Activity:
Make a tally of the lines in the records that include the string "object", and give only that number.
START Material for this task
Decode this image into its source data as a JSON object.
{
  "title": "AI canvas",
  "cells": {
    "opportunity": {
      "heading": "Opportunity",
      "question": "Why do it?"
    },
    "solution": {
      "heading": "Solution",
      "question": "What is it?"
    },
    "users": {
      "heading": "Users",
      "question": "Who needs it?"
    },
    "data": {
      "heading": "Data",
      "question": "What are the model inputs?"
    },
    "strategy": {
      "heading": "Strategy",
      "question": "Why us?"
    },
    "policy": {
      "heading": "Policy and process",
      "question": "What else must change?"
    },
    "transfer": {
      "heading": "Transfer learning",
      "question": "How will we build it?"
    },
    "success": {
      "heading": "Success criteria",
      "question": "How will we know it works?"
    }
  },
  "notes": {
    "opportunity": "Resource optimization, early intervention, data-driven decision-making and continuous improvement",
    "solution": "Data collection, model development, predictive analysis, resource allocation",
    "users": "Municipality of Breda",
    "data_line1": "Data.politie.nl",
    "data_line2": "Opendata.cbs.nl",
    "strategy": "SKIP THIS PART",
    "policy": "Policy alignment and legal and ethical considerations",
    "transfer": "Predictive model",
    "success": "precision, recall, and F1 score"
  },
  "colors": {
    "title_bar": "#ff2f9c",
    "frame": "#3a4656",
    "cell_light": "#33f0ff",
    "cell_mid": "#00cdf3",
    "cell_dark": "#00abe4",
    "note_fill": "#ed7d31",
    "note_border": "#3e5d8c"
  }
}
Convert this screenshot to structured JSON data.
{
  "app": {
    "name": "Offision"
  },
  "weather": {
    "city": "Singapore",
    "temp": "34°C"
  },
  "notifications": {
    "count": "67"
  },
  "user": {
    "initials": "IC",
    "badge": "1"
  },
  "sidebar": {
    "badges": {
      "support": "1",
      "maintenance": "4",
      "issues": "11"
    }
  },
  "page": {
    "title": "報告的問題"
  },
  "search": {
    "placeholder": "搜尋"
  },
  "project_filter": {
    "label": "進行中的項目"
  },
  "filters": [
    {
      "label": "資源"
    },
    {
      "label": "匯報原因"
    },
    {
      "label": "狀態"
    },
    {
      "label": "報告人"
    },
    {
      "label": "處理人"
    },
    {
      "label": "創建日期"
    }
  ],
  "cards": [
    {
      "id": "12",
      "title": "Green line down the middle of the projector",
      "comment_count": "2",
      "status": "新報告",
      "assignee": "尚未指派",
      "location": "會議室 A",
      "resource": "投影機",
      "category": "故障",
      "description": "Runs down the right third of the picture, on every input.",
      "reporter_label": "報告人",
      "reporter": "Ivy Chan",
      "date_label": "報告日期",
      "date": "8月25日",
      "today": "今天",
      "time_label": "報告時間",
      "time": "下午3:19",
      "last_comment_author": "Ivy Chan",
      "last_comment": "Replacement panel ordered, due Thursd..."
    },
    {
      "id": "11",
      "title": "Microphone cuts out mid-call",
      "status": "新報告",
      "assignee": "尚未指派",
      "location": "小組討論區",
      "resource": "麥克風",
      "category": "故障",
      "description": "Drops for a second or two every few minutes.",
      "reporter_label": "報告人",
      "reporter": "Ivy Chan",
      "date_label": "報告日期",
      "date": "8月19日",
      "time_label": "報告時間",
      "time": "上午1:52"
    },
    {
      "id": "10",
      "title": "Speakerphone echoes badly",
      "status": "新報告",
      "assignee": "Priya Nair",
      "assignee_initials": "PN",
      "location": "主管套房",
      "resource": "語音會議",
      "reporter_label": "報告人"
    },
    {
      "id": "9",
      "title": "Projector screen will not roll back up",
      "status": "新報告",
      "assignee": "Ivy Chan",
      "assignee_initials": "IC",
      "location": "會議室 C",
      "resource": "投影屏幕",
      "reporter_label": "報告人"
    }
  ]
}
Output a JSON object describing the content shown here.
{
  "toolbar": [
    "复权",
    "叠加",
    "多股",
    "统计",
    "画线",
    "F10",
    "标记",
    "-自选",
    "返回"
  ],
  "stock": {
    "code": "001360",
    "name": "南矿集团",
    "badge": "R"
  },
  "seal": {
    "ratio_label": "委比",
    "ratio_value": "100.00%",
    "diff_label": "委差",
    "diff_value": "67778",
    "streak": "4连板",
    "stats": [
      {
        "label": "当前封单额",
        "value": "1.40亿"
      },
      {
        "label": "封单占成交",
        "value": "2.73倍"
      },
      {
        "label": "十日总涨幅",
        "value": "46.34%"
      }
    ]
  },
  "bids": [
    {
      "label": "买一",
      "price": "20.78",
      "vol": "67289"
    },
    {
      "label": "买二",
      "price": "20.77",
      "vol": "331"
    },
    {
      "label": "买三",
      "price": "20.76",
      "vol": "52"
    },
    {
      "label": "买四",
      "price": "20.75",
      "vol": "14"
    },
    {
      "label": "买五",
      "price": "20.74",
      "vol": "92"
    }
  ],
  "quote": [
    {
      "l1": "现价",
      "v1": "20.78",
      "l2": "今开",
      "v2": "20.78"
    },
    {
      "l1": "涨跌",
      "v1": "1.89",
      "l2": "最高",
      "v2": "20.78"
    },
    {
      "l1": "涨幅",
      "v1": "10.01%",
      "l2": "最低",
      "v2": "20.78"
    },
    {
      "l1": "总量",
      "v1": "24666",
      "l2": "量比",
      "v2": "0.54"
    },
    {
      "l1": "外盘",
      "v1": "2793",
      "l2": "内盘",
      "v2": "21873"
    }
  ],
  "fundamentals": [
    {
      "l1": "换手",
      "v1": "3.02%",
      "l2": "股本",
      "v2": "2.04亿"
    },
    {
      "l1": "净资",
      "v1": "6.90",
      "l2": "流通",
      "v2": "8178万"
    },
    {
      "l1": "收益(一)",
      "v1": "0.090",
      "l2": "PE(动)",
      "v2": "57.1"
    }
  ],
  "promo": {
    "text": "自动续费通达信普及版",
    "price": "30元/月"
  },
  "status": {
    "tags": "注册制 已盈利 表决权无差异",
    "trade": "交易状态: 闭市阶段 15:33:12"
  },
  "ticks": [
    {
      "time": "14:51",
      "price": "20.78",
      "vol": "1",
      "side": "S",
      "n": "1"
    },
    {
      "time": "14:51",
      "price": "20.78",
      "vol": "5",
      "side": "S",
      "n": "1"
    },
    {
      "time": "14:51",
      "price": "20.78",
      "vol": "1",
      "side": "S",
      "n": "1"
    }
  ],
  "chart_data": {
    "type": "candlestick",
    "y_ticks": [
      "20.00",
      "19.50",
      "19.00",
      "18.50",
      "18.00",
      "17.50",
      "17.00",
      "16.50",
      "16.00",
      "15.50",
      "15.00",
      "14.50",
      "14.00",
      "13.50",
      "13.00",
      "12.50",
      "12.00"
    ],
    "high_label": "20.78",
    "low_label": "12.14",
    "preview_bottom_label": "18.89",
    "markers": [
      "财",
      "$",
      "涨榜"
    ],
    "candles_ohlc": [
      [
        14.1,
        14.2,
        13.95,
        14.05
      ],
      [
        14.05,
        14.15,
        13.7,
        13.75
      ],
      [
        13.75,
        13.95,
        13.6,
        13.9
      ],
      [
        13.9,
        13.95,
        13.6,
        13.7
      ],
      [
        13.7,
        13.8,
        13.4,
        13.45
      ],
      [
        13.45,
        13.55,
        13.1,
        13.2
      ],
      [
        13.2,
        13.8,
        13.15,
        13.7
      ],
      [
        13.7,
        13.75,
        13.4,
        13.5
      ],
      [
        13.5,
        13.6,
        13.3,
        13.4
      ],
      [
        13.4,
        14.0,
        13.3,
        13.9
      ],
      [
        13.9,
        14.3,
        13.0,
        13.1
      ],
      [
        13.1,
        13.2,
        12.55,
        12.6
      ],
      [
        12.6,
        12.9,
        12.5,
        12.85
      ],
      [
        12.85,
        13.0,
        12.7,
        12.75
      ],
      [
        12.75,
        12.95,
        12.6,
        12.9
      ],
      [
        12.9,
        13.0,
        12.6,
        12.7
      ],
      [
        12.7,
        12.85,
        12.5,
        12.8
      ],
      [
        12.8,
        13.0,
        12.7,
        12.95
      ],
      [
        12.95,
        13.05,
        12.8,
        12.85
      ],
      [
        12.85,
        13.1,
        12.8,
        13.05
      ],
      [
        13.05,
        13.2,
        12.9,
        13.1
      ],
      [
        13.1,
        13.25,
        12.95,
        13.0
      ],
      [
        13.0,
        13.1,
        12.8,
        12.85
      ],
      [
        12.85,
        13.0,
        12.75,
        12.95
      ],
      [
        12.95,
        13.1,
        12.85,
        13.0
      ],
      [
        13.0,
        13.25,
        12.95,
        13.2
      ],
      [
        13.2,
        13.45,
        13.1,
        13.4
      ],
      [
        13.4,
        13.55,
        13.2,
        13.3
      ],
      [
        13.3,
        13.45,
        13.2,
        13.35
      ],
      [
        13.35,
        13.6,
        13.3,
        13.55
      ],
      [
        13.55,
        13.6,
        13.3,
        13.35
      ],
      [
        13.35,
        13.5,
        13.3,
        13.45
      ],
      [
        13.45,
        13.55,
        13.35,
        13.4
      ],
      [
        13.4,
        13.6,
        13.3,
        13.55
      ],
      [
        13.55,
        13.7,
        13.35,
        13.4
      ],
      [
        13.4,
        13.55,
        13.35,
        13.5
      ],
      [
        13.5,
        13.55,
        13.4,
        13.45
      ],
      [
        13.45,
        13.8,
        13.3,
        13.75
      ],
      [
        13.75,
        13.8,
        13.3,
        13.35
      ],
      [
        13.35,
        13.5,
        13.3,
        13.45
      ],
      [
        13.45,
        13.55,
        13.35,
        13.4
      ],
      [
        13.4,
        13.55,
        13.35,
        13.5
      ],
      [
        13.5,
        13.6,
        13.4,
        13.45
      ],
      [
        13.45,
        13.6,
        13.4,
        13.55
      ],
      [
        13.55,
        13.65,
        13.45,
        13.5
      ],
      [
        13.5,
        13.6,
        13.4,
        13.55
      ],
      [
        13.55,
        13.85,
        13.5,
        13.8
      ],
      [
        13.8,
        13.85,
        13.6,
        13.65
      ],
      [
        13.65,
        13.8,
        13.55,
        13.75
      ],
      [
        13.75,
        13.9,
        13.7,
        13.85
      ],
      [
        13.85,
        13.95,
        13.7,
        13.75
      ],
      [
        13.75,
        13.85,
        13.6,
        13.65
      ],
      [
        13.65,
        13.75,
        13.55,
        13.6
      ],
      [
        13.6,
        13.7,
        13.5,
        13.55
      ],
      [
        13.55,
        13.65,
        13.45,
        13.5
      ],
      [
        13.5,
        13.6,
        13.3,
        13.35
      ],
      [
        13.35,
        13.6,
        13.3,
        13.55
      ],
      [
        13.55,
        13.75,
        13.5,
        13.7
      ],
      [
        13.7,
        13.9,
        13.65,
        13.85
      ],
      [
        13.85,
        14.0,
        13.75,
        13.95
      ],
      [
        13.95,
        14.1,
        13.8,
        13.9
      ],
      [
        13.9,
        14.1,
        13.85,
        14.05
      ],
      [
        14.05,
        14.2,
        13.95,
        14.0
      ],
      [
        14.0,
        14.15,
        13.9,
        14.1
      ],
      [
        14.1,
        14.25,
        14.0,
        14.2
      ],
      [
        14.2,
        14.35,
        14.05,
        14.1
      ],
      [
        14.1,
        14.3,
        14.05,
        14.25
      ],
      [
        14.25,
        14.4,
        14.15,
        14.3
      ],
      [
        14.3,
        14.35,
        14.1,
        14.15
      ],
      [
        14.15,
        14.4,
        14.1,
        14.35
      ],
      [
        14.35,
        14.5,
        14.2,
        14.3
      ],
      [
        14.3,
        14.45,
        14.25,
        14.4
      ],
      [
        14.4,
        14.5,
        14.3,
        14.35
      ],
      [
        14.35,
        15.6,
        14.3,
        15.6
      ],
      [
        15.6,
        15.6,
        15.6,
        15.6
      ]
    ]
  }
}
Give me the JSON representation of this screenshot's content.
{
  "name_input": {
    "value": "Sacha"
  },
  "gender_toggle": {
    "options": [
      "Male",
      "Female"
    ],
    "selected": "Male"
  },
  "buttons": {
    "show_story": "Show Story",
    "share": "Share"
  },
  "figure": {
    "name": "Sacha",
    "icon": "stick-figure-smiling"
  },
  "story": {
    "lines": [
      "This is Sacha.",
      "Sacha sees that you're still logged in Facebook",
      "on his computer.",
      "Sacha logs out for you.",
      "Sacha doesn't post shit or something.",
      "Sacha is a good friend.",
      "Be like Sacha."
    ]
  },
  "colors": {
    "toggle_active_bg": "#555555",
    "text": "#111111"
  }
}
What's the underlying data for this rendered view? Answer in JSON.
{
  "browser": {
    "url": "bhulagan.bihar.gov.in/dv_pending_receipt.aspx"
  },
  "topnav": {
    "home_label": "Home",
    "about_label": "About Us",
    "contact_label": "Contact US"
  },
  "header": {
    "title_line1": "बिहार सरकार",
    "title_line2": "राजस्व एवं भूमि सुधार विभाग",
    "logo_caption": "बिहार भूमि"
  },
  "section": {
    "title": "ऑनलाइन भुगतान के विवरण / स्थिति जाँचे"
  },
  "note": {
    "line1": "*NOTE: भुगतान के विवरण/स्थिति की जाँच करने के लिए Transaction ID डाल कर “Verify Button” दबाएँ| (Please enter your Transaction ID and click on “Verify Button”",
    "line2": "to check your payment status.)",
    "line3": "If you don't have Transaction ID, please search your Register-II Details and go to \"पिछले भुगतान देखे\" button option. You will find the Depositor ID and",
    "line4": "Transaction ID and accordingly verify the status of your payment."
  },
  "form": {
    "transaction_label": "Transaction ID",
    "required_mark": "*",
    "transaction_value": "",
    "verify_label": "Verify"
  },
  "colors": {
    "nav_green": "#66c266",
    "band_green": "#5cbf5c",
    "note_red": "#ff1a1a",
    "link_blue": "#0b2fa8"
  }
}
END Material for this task
Result:
2